From cost effectiveness to innovation

Updated: Apr 1 2007, 05:58am hrs
Talent rich India now has a global mindset, and is finding new opportunities on its way to exploring corporate alliances to improve cost-effectiveness in manufacturing and other areas that require specialised skill. India has a comparative advantage here, as its IT sector has already developed a global mindset, with a successful network in almost all continents of the world.

But what is a global mindset It is about thinking of the whole world as arena for business play. About leveraging talent from all cultures. About being comfortable in interaction with people of diverse origin. And about assessing various markets while making strategy.

On all these, Indian companies are in a transformational phase. Thankfully, the country has a lot going for it in terms of entrepreneurial spirit and managerial leadership. As a result of the confidence of Indian corporates, there are some guiding examples for others to follow. The Tata-Corus deal is one, among a few others, and if a deal between Reliance Industries and the US-based Dow Chemicals takes place, it would also be looked up to.

It is helpful that the rest of the world is watching Indias emergence closely. It has not gone unnoticed that labour productivity has grown significantly faster in India and China during the last ten years than other markets. William J Amelio, president and CEO of Lenovo, has recently said that few countries offer the same advantages as India. Among these is the markets projected size. Over the next 10 years, according to some projections, about 540 million Indians would move into the middle class. The Goldman Sachs BRIC Report points out that India and China would achieve the status of the biggest economies in the world by 2050, just behind the US.

Accordingly, Indian companies have shown global ambition in manufacturing, especially in the auto sector, pharmaceuticals and commodities. The Tata-Corus deal has changed the perception of Indians being masters of just services. The deal has drawn attention to cost advantages arising from captive raw material sources. Tata Steel has iron-ore mines that provide raw material at less than a third of international prices. However, a successful merger involves issues like cultural adjustment, devoted management, workforce commitment and market flexibility.

And what of Reliance The possibility of global joint venture between it and Dow Chemicals in petrochemicals could prove equally significant. According to media reports, Reliance is keen on a major stake in Dows assets valued at $20 billion.

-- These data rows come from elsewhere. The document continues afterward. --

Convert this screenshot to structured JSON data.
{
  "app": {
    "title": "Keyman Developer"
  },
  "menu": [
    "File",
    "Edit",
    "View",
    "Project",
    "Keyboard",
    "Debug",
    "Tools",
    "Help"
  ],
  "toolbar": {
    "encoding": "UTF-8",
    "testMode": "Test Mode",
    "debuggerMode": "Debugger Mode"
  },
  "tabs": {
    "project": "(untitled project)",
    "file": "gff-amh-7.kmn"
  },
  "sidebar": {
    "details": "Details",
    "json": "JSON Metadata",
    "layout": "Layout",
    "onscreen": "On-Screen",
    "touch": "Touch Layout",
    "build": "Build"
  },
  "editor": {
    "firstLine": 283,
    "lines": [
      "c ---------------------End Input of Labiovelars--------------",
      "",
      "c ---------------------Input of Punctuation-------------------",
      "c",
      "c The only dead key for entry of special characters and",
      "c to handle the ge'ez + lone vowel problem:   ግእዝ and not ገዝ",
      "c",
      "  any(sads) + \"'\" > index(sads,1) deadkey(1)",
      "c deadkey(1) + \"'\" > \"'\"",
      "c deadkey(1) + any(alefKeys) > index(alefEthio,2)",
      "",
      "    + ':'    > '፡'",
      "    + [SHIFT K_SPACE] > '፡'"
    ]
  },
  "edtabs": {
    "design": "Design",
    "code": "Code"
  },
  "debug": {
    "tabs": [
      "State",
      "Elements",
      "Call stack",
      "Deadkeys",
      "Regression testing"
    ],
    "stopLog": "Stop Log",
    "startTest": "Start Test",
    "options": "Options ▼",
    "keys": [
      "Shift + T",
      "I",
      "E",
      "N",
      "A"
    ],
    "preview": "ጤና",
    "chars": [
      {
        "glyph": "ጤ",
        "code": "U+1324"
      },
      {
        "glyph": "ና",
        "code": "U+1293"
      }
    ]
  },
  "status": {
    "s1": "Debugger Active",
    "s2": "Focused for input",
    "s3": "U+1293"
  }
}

These are assets related to the manufacture of basic chemicals and plastics (the former make up about 24% and latter about 11% of Dows $49 billion turnover). With its Jamnagar facility, Reliance has major cost advantages in petrochemical raw materials. There is also its huge gas reserves, estimated at 14 trillion cubic feet, in the KG Basin. Dow as facing high raw material and energy costs. Reliance therefore is a well suited partner. A strategic shift of a part of Dows production base to cost-efficient India would be a good idea. At the same time, Reliance also has advantages of specialisation, and this gives it a comparative advantage in specific market segments.

If the alliance works out, more deals involving such globe-spanning arrangements of mutual benefit may take place. Of course, very few Indian companies would have what it takes. Reliances importance as a hydrocarbons company, and one with gas and oil exploration interests too, cannot be understated in a world whether cost competitiveness is crucial to success.

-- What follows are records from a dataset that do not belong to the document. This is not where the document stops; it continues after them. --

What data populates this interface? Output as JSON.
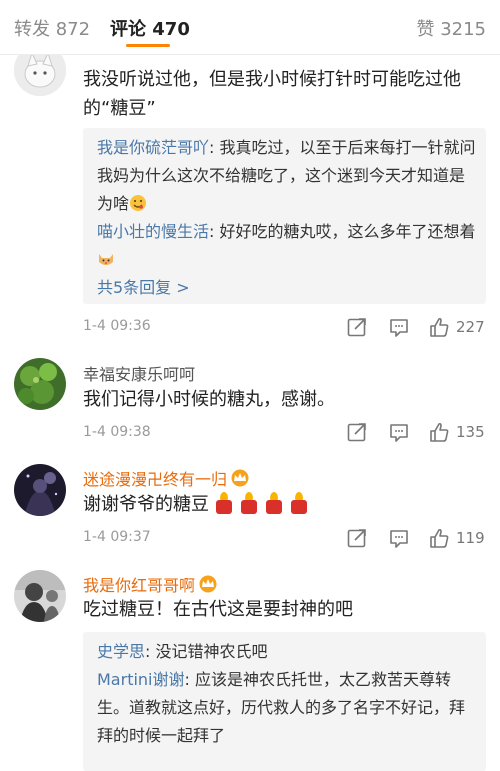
{
  "tabs": {
    "repost": "转发 872",
    "comment": "评论 470",
    "like": "赞 3215"
  },
  "comments": [
    {
      "text": "我没听说过他，但是我小时候打针时可能吃过他的“糖豆”",
      "time": "1-4 09:36",
      "likes": "227",
      "replies": [
        {
          "name": "我是你硫茫哥吖",
          "text": ": 我真吃过，以至于后来每打一针就问我妈为什么这次不给糖吃了，这个迷到今天才知道是为啥"
        },
        {
          "name": "喵小壮的慢生活",
          "text": ": 好好吃的糖丸哎，这么多年了还想着"
        }
      ],
      "more": "共5条回复 >"
    },
    {
      "name": "幸福安康乐呵呵",
      "text": "我们记得小时候的糖丸，感谢。",
      "time": "1-4 09:38",
      "likes": "135"
    },
    {
      "name": "迷途漫漫卍终有一归",
      "text": "谢谢爷爷的糖豆",
      "time": "1-4 09:37",
      "likes": "119"
    },
    {
      "name": "我是你红哥哥啊",
      "text": "吃过糖豆！在古代这是要封神的吧",
      "replies": [
        {
          "name": "史学思",
          "text": ": 没记错神农氏吧"
        },
        {
          "name": "Martini谢谢",
          "text": ": 应该是神农氏托世，太乙救苦天尊转生。道教就这点好，历代救人的多了名字不好记，拜拜的时候一起拜了"
        }
      ]
    }
  ],
  "colors": {
    "accent": "#ff8200",
    "link": "#4a78a8",
    "vip_name": "#e86b0c"
  },
  "icons": {
    "repost": "repost-icon",
    "comment": "comment-icon",
    "like": "thumbs-up-icon"
  }
}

Yet, global ambition of such breathtaking proportions can bring about much change in the region. Analysts expect a spate of joint ventures and acquisitions as world dynamics shift the potential for future business towards Asia. Many West Asian investors have started investing on a much larger scale in the rest of Asia, particularly India and China, and this trend could gain force in the years to come.

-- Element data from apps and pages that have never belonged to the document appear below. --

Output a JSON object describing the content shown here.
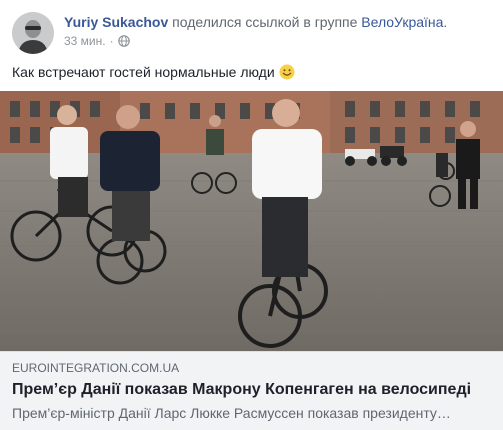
{
  "post": {
    "author": "Yuriy Sukachov",
    "action_text": "поделился",
    "link_word": "ссылкой",
    "in_group_text": "в группе",
    "group_name": "ВелоУкраїна",
    "period": ".",
    "time": "33 мин.",
    "dot": "·",
    "privacy_icon": "globe-icon",
    "message": "Как встречают гостей нормальные люди",
    "emoji": "smile-emoji"
  },
  "link_preview": {
    "domain": "EUROINTEGRATION.COM.UA",
    "title": "Прем’єр Данії показав Макрону Копенгаген на велосипеді",
    "description": "Прем’єр-міністр Данії Ларс Люкке Расмуссен показав президенту…"
  },
  "colors": {
    "link_blue": "#385898",
    "meta_gray": "#90949c",
    "preview_bg": "#f2f3f5"
  }
}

There are, of course, always some risks in ambitious ventures. The majority of cross-border deals do not work successfully, as the cost of capital is too high, and the production and market supply do not improve well and fast enough to return more than the cost of capital. Ineffective post-merger management is the main reason for the failure of cross-border deals. Cultural acclimatisation and work environment harmonisation often get left out of the big numerical calculations, to later regret.

It is important, therefore, for a sharing of experiences and learnings as India Inc globalises. In this respect, Indian IT companies have already gained much experience by serving customers at global locations. Their skilled workers have displayed the competence needed to adjust to different cultures. If the quality of service rendered stays high and costs of manpower remain in control (despite wage increases, India is cheap), the IT sector can establish all the leading globalisation practices for others to follow.

The country must leverage its language proficiency and demographic dividend to ensure that the advantages are not lost. Innovation, eventually, has to become a significant part of the growth story. This calls for new ideas and thinking acquired in different ways to bring about change. Innovation is necessary in redesigning business models, for example, and the IT sector can play an integral role in minimising the cost of manufacture and ensuring a smooth business transformation.

If all that happens, it will also have positive impact on industrial and agricultural production. Innovation is effective in minimising the cost of production and also improving the quality of goods. Thus India has not only a raw material cost advantage and efficient managerial skills, but potentially a wider set of capabilities. If infrastructure improves, India will continue to be a favourite destination for business enterprises worldwide.

These are authors own views.